From 166 entries from architects, designers and students across the globe, 38 of the best drawings were shortlisted within three categories: Digital, Hand-drawn, and Hybrid. From that list, commendations and a category winner were chosen, with the overall grand prize awarded to the year’s best drawing. Submissions were evaluated on technical skill, originality in approach and ability to convey an architectural idea, whether for a conceptual or actual building project.

This year, the overall winner was Momento Mori: a Peckham Hospice Care Home by Jerome Xin Hao Ng, produced as part of Ng’s final diploma project at The Bartlett School of Architecture, University College London.

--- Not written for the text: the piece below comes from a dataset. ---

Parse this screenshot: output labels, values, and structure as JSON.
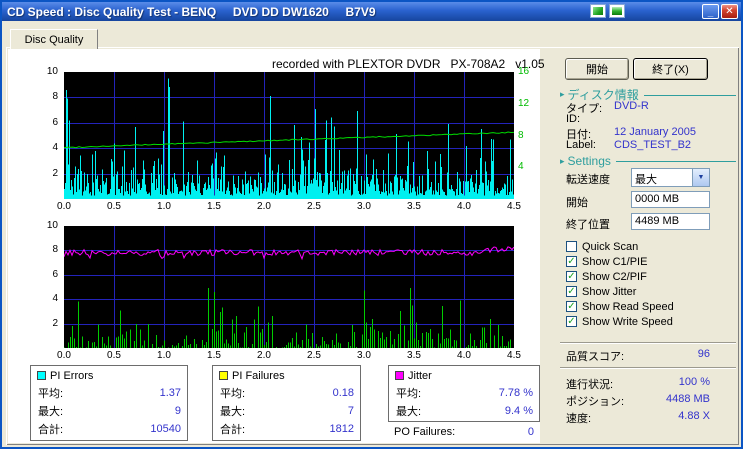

“[The drawing is] a superbly conceived and executed perspectival view looking down through the building from roof level, praised for its technical skill and the sensitivity with which it depicted the spaces found in such institutions as settings for multi-generation social interaction,” said Jeremy Melvin, Curator of World Architecture Festival (WAF).

The 2017 World Architecture Festival will take place in Berlin from November 15-17. Learn more about the Festival and purchase delegate passes here. Use the discount code ARCHDAILY17 to receive 20% off. An incredible list of speakers including Alison Brooks, Charles Jencks, Pierre de Meuron and Francis Kéré will feature across 3 days from November 15th to 17th at the Arena Berlin, Germany. Conferences, city tours, lectures and critiques of the shortlisted projects from the 2017 WAF awards are among the events scheduled for the festival.

See the winners and shortlisted drawings below.

Hand-drawn: WINNER - Scenarios for a post crisis landscape by Dimitrios Grozopoulos. Image Courtesy of World Architecture FestivalDigital: WINNER - Deep Water Purgatory by Christopher Wijatno. Image Courtesy of World Architecture FestivalDigital: Echoessssssss 2 by Sarath Saitongin. Image Courtesy of World Architecture FestivalHybrid: Deep Rise by Jollie Cheung. Image Courtesy of World Architecture Festival+ 38

The 80 Best Architecture Drawings of 2017 (So Far)

When it comes to forms of architectural representation, there is no method more expressive or foundational than the drawing. The series of decisions—drawing utensil, paper type, line style, hand versus digital—combined with the choices of what an architect includes (or excludes) in their drawings reveal the true intentions behind the design of a project in perhaps the noblest and purest fashion.

In previous years, we've published round-ups of our favorite images from our database of selected projects (which we will do again this winter!), but this year, we wanted to do something a little different to engage with our community: we asked our readers to submit their own best drawings. The response was overwhelming – we received more than 1200 drawings from our network of readers across the globe, ranging from atmospheric perspectives to interpretive sketches to highly-technical sections.

From those submissions, the ArchDaily team has selected 80 of our favorites, organized into 7 categories: Visualizations, Axonometric - Isometric, Sections, Collages, Context, Sketches and Plans.

Check them out, below.

The Importance of The Sketch in Renzo Piano's Work

Through his sketches, Renzo Piano communicates the true intentions of his projects, pointing to the specific concepts that will become the protagonists of his works, including concern for the human scale and comfort, solar studies, and dialogue with the immediate environment. We compile here ten projects by the architect accompanied by their sketches, through which it is possible to see how the 1998 Pritzker Prize winner takes his designs from paper to reality.